<VirtualHost *:80>
ServerName # this is the URL of the wiki animal
ServerAdmin webmaster@localhost
DocumentRoot /var/www/dokuwiki # the document root always needs to be the DokuWiki *farmer* directory
ErrorLog ${APACHE_LOG_DIR}/error.log
CustomLog ${APACHE_LOG_DIR}/access.log combined

Now you should be able to visit the animal’s URL e.g. and enjoy your wiki.

Change the admin password

As the animal template includes a default admin user account with the password admin we should change that password as soon as possible and change the admin’s email address too.

I will stop here but there are a lot of things that you can do now: setup ACLs, install plugins, create namespaces… Please visit the DokuWiki website. There you will find tons of info about everything.


About the .htaccess file

December 20, 2012 2 comments

Many of you have a fair idea of what an .htaccess file is and what can be done with it. In my case that knowledge was not very accurate so I decided to learn more and to write this brief introduction to the subject.

.htaccess files are hidden text files that contain Apache directives.
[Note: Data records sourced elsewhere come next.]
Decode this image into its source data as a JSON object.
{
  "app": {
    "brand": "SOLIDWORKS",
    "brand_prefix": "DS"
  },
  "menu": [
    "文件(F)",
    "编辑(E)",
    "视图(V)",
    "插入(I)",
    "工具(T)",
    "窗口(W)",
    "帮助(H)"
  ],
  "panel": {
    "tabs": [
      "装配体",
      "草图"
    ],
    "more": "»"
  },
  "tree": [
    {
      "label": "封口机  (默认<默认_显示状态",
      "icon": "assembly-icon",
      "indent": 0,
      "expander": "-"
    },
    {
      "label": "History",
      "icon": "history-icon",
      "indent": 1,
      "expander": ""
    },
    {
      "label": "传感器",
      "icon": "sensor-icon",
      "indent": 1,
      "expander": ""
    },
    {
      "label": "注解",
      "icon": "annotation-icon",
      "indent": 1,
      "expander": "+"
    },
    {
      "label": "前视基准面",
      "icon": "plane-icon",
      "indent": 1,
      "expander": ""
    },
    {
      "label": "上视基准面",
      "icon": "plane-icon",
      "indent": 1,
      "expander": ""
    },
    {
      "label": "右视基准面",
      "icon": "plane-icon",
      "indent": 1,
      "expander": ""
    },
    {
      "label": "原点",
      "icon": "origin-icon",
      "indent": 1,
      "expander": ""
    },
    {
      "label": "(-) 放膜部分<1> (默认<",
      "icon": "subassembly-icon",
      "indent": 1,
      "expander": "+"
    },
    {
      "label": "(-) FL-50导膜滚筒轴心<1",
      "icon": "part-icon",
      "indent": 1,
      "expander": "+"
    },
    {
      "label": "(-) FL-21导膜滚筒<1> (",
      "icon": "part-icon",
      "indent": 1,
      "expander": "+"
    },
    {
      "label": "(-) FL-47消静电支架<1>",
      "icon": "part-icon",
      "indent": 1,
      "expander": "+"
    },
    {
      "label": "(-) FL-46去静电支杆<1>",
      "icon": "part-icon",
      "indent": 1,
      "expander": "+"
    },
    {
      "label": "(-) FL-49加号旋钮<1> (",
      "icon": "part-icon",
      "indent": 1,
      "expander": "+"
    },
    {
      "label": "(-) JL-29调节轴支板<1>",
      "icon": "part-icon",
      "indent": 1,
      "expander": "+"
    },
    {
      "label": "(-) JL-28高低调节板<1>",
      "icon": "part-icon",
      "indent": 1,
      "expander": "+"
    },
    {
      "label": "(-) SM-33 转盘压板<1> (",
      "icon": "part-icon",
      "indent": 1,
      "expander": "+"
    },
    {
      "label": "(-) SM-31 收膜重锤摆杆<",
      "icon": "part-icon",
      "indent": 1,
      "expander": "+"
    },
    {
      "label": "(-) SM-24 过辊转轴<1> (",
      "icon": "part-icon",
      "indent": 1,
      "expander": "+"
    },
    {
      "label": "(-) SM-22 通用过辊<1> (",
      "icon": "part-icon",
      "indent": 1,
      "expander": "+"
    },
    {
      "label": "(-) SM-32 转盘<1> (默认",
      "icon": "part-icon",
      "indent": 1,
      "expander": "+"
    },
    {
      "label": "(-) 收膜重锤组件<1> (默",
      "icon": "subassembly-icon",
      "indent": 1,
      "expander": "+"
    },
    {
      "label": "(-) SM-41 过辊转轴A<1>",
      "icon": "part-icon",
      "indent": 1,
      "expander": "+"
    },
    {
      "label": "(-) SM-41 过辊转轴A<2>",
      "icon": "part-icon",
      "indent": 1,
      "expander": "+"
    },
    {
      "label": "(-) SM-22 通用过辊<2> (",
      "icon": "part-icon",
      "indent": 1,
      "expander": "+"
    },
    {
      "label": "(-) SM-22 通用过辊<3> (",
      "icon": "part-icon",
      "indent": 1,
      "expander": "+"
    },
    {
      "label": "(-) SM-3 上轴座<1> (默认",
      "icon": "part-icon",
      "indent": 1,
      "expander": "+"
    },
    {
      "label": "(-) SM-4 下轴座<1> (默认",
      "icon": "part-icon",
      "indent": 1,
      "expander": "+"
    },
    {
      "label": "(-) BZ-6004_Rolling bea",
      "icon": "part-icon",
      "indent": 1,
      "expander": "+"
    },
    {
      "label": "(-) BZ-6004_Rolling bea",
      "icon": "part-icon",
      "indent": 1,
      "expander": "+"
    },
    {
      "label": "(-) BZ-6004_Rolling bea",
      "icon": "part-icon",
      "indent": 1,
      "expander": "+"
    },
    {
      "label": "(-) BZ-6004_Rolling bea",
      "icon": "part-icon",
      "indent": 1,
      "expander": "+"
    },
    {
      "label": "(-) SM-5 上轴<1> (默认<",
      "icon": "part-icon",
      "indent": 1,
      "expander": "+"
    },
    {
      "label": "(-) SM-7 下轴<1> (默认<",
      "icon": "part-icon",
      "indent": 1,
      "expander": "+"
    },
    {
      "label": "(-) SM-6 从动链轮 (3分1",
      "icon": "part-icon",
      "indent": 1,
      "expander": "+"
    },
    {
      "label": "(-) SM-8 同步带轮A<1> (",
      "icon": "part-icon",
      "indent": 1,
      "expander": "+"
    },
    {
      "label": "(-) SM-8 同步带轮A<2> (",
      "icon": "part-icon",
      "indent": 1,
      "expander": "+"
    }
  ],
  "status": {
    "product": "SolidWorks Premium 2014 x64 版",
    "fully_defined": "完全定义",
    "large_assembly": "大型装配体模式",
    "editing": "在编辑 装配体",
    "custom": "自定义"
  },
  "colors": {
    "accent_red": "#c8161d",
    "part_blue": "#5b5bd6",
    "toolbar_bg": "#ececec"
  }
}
They are hidden for most operating systems because of the dot at the start of its filename. And they are also hidden on the web because most Apache web servers are configured to ignore them.

.htaccess files provide a way to make configuration changes on a per-directory basis as opposite to a per-server basis. It means that, when an .htaccess file is placed in a particular document directory, the configuration directives contained in the file apply to that directory and all its sub-directories, overriding the setup of those directives in the main configuration files. We have to pay attention to this recursive mechanism because a given .htaccess can override some behavior defined in a different .htaccess placed higher in the directory tree hierarchy.

We said that normally .htaccess files are ignored by the web servers. Why does it happen? Well, .htaccess files are not recommended for several reasons, mainly performance and security.

First, everything that can be done with an .htaccess file can also be done with the main configuration files of the server so, in principle, is not a good idea to put .htaccess files here and there because it makes more difficult to know the real configuration of the server.

Second, if they are enabled, every time the server receives a request, it will look for .htaccess files in every requested directory and its ancestors, and will process the found files in order to know which directives it must override. No caching mechanism here, it happens every time a request is received. In contrast, the main configuration has to be loaded just once. Even worse, if you are using RewriteRule directives in your .htaccess file, then the regex are re-compiled with every request to the directory (the main server is much more efficient as it compiles the regex just once and caches them).

So in general .htaccess files should be avoided: anything that goes into an .htaccess file can go into the main configuration files (using the same syntax in most cases) and performs worse… but they exist for a reason.

A typical case in which .htaccess files are used is that of an ISP hosting multiple sites on a single machine. If the server administrator wants to give users (i.e., content providers) the possibility of changing the configuration of their site without having access to the main configuration files, then .htaccess files are the way to go (of course, it implies security risks because people other than the service administrator will be able to change part of the server configuration). Also many popular CMSs like WordPress, Joomla or Drupal use .htaccess files.

Just one more thing. In order to use .htaccess files, the AllowOverride directive must be set to something different than None. This directive determines which directives are allowed in the file so we have to setup it accordingly to our needs. If AllowOverride is set to None then the .htaccess files are not even read by the web server.

That’s all about it. I’m not going to talk here about all the sorcery and tricky things that you can do using .htaccess files (you can do the same than with the main configuration files and using the very same syntax in most cases). In future posts I’ll talk about using the mod_rewrite module in .htaccess files and how it differs from using that module in the main configuration files.